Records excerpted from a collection
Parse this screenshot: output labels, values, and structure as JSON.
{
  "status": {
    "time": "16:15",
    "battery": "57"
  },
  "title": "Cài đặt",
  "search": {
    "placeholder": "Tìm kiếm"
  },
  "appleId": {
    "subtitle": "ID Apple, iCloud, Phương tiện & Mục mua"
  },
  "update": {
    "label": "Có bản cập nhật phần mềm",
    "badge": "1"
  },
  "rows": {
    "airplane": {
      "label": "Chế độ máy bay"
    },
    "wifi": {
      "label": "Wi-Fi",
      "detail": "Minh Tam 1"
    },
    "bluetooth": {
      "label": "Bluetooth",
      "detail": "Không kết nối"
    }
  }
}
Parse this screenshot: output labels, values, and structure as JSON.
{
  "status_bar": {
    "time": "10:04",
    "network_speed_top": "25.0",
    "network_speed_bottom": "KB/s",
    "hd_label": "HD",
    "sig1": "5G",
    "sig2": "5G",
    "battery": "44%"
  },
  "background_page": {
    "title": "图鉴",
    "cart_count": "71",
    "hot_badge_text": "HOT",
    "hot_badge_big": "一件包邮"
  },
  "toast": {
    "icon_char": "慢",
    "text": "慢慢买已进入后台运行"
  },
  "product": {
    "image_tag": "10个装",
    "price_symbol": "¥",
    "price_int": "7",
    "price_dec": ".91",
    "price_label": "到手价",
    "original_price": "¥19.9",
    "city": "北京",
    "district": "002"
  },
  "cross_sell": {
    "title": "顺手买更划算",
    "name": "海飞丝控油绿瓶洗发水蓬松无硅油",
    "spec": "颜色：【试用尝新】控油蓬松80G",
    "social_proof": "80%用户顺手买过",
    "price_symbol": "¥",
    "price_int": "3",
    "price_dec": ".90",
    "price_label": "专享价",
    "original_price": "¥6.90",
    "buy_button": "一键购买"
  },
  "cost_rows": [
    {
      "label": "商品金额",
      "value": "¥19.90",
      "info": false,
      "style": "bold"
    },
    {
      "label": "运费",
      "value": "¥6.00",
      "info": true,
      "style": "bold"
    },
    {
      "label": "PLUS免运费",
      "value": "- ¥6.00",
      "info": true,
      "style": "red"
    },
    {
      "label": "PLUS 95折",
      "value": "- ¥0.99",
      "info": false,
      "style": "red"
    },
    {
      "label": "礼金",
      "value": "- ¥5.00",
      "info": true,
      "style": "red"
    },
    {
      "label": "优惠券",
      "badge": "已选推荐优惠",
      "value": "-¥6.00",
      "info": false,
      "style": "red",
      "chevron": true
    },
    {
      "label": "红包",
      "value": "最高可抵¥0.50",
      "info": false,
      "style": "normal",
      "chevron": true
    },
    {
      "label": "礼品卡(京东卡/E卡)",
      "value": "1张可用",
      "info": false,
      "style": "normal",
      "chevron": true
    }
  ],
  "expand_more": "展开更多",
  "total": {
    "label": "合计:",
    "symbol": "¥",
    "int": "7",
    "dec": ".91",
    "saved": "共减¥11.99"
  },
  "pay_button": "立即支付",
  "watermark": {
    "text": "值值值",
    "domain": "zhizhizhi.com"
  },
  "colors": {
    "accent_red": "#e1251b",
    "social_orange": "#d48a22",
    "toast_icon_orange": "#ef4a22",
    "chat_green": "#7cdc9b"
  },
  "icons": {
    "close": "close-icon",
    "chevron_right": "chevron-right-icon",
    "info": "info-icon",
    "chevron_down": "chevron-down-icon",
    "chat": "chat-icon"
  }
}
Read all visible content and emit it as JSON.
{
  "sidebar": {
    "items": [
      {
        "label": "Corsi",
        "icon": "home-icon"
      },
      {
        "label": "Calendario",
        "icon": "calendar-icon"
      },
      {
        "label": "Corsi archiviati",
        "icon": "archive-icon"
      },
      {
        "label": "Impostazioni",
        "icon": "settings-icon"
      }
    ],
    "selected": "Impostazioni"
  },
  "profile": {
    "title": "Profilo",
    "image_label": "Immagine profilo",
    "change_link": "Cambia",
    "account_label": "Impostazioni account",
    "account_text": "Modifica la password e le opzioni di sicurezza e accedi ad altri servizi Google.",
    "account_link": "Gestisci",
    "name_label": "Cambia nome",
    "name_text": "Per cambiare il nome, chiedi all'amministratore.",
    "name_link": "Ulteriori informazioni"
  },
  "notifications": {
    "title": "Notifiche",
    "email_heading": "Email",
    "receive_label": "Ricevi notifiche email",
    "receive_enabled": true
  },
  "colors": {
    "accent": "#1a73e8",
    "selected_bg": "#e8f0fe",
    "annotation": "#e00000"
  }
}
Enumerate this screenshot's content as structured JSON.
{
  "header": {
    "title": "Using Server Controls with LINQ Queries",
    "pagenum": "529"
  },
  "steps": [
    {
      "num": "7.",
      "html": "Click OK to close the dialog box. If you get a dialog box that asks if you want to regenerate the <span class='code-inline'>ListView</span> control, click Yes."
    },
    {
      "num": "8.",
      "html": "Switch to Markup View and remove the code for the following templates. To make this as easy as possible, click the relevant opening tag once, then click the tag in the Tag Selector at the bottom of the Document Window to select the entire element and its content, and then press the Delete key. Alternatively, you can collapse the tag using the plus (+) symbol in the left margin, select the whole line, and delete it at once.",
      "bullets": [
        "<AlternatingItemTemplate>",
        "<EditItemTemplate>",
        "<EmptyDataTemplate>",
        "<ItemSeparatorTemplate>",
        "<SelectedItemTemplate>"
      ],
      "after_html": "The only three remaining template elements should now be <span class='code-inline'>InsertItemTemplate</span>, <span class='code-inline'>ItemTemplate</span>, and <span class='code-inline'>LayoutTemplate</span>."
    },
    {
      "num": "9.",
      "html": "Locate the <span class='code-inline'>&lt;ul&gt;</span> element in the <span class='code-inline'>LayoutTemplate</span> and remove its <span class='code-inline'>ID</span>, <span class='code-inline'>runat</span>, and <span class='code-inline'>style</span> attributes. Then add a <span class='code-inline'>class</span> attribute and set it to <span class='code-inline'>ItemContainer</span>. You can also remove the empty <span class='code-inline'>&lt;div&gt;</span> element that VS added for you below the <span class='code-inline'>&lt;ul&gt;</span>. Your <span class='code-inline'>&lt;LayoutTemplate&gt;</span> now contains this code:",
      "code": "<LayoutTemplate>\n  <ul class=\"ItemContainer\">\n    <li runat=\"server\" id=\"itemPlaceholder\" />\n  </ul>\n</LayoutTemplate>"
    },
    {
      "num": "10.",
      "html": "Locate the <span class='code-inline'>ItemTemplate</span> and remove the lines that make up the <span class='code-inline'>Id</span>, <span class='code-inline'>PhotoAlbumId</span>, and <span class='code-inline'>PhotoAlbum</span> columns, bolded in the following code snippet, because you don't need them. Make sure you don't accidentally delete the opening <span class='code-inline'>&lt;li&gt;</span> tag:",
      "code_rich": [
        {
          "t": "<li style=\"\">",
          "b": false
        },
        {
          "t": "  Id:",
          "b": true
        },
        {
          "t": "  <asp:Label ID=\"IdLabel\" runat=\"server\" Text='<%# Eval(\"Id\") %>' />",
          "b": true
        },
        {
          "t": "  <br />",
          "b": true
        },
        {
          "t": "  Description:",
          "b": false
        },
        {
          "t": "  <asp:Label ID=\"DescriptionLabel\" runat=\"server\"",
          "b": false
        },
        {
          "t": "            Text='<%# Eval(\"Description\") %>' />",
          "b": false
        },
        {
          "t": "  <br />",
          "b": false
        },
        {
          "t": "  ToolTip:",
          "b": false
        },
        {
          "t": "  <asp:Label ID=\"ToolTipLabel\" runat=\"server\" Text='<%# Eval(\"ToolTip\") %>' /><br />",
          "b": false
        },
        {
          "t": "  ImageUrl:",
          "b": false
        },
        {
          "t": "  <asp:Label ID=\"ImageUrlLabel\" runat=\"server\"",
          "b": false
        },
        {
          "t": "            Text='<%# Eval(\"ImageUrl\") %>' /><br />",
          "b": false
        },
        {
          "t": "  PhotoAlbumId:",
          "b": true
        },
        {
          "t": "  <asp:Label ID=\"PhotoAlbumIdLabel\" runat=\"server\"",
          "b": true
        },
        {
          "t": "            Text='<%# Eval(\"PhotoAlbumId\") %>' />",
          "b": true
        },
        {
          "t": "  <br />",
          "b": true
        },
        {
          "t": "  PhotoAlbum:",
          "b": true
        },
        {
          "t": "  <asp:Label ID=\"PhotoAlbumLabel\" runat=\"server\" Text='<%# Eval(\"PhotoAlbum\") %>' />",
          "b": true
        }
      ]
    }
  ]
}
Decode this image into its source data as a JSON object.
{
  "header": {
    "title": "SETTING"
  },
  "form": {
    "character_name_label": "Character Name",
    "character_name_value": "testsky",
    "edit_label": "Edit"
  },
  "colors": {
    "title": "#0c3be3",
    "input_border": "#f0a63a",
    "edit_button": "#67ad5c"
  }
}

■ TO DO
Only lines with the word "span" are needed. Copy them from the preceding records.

■ WRITTEN RESPONSE
      "html": "Click OK to close the dialog box. If you get a dialog box that asks if you want to regenerate the <span class='code-inline'>ListView</span> control, click Yes."
      "after_html": "The only three remaining template elements should now be <span class='code-inline'>InsertItemTemplate</span>, <span class='code-inline'>ItemTemplate</span>, and <span class='code-inline'>LayoutTemplate</span>."
      "html": "Locate the <span class='code-inline'>&lt;ul&gt;</span> element in the <span class='code-inline'>LayoutTemplate</span> and remove its <span class='code-inline'>ID</span>, <span class='code-inline'>runat</span>, and <span class='code-inline'>style</span> attributes. Then add a <span class='code-inline'>class</span> attribute and set it to <span class='code-inline'>ItemContainer</span>. You can also remove the empty <span class='code-inline'>&lt;div&gt;</span> element that VS added for you below the <span class='code-inline'>&lt;ul&gt;</span>. Your <span class='code-inline'>&lt;LayoutTemplate&gt;</span> now contains this code:",
      "html": "Locate the <span class='code-inline'>ItemTemplate</span> and remove the lines that make up the <span class='code-inline'>Id</span>, <span class='code-inline'>PhotoAlbumId</span>, and <span class='code-inline'>PhotoAlbum</span> columns, bolded in the following code snippet, because you don't need them. Make sure you don't accidentally delete the opening <span class='code-inline'>&lt;li&gt;</span> tag:",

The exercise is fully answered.